In fact, travel writing is just one thing I do. Today, I’m also a content creator, editor, and radio personality.
My writing journey is so different from what I envisioned when I first began. I have ventured out from a freelance travel writer, to Director of Content, to Editor-in-Chief of a new print and digital magazine, and most recently to a radio and podcast personality.
Here are three keys that have helped me find writing opportunities and shape my travel-writing journey:
This is crucial to your success. Networking allows you to connect with public relations professionals, destinations, and businesses that are seeking content creators.
Networking online enabled me to move from freelance travel writing to the position of content creator. A company posted the need online, and I reached out via email introducing myself and sharing a bit about my writing skills. That first email opened the door to further conversations and eventually led to my being offered the position of Director of Content for the company.
2. Think outside the box
The second key is not to be afraid to wade into opportunities that may be outside the usual travel-writing outlets. Pitch ideas to publications in different genres, such as health, spa, wellness, or fitness. You can also write for trade publications.
If you have a niche that you are passionate about, pursue companies in that niche that have websites and pitch them about writing content for their blog.
If you find an opportunity that requires experience you don’t have yet, such as content creation, SEO, or social media, surround yourself with others who have this knowledge and learn from them. Scour the internet for how-to’s to help you. There is a wealth of help and information out there for you to discover.
3. Market yourself
Social media platforms like Facebook, Twitter, Instagram, and Pinterest are perfect for generating exposure. However, as a travel writer, you also need to catch the eye of the public relations professionals and destinations. These are the people who create and host press trips—those elusive freebies that all travel writers want.
To get their attention, you have to market yourself where they hang out. I find that Twitter and Instagram are my best opportunities to make initial contact with these professionals. But to show off my work and get invited on press trips (which can be parlayed into creating content for destinations), the best way to market yourself is on platforms like TravMedia or Media Kitty.
Joining a group like Travel Massive, which has chapters all over the United States and across the world, also allows you to network with your peers, destinations, and PR professionals face-to-face at monthly events.
One of the best pieces of advice is from Dr. Seuss, and I know it will help you:
“Today you are you! That is Truer than true! There is no one alive who is you-er than you!”
Your journey will evolve as you write. Along the way, you will develop new contacts, and new doors will open. Do not be afraid of those doors. Instead, embrace the possibilities that the travel writer’s life can bring.

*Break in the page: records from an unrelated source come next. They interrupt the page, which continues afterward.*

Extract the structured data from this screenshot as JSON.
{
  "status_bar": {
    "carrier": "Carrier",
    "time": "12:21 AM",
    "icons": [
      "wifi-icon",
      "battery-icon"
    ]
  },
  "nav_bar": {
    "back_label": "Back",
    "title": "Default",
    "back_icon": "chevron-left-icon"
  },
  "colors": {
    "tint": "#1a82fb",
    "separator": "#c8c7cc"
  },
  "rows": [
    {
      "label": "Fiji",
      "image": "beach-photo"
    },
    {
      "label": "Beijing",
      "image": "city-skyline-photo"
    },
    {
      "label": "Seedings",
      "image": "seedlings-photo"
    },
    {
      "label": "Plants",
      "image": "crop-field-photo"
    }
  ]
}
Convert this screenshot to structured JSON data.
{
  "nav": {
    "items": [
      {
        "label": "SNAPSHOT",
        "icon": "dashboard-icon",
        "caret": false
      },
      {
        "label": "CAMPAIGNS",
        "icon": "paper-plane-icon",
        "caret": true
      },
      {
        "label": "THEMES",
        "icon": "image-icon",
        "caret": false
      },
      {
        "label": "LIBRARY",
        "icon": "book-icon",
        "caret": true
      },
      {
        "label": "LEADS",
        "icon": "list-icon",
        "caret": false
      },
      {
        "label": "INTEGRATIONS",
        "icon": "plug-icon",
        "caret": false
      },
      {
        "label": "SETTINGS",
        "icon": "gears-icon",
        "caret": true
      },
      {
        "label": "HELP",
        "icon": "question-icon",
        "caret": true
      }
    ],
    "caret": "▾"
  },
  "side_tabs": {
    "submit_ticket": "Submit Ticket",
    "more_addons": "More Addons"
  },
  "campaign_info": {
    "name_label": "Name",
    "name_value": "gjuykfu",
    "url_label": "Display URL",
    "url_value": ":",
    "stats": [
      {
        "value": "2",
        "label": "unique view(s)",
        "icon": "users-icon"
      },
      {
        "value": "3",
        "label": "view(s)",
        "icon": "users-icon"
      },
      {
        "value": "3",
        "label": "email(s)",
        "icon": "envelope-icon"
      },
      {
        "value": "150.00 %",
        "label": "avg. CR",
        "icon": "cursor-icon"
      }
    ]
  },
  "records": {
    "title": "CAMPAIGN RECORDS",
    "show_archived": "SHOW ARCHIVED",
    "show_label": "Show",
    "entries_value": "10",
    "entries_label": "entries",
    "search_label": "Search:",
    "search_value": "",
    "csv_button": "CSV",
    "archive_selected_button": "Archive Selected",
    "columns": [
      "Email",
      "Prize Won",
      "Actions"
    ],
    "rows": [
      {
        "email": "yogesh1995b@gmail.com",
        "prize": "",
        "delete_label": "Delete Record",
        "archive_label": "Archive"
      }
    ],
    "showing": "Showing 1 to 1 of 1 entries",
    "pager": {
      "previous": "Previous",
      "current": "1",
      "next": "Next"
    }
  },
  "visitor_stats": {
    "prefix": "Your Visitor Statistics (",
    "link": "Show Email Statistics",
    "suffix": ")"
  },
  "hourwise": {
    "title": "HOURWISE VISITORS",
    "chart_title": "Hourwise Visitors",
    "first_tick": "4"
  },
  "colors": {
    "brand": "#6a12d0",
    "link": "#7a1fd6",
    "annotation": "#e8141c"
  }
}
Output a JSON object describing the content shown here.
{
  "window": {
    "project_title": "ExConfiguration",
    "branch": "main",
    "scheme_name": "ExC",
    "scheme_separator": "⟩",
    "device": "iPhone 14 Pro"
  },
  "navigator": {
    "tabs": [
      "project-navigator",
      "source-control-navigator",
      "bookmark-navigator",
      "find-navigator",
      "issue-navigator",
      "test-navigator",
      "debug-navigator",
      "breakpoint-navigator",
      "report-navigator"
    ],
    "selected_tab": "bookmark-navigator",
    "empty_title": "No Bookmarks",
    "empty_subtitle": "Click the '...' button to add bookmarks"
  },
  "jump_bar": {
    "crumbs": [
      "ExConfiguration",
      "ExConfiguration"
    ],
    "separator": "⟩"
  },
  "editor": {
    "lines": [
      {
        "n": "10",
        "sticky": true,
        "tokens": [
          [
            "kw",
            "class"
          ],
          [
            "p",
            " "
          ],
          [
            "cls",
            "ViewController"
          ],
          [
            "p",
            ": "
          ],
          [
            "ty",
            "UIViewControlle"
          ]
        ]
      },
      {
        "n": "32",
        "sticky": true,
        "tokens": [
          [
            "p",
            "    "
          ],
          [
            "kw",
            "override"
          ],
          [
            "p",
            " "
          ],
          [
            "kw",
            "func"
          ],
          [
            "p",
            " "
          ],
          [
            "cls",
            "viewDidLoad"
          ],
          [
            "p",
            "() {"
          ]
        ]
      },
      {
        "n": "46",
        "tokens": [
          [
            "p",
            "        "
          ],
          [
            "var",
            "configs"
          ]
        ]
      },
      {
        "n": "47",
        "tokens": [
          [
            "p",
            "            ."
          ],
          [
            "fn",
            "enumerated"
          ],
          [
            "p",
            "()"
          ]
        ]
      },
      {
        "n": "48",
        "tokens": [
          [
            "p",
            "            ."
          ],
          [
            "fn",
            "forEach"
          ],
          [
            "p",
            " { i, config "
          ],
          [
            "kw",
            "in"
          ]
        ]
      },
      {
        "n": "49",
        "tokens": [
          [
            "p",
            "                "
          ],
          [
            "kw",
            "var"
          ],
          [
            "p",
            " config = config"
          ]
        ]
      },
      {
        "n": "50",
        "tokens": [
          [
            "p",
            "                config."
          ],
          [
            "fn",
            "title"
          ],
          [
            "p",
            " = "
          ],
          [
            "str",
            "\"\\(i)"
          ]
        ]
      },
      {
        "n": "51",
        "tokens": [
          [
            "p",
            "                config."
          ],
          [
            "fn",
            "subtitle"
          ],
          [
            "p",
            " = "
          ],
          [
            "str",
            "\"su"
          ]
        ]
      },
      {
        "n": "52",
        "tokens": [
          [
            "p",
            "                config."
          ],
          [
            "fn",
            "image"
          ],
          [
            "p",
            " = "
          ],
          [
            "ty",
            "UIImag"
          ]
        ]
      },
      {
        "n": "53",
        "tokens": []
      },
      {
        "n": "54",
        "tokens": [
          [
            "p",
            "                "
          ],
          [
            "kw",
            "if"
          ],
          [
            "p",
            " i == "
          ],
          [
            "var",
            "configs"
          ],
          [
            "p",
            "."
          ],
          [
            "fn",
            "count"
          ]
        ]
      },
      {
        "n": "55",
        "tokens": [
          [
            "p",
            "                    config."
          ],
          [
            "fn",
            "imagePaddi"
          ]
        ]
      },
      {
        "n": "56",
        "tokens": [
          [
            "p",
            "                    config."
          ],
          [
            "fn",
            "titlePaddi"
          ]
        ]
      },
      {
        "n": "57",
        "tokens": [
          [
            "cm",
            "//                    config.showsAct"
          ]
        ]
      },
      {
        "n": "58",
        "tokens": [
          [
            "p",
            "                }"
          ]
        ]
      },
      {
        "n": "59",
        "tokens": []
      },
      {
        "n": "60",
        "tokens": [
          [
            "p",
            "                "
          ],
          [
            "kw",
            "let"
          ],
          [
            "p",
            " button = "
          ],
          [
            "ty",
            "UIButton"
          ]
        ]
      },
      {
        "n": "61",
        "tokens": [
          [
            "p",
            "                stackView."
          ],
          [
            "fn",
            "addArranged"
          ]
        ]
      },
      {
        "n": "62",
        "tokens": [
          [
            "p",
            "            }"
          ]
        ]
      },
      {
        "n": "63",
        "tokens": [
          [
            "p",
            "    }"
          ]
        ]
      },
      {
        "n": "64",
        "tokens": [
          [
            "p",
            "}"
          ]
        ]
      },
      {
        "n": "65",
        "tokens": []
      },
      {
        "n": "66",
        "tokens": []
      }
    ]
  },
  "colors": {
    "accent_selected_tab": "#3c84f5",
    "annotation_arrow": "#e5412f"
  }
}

[Editor’s Note: Learn more about how you can fund your travels and make an extra income with photography, travel writing, blogging, and more in our free online newsletter The Right Way to Travel. Sign up here today and we’ll send you a new report, Five Fun Ways To Get Paid To Travel: A Quick-Start Guide, completely FREE.]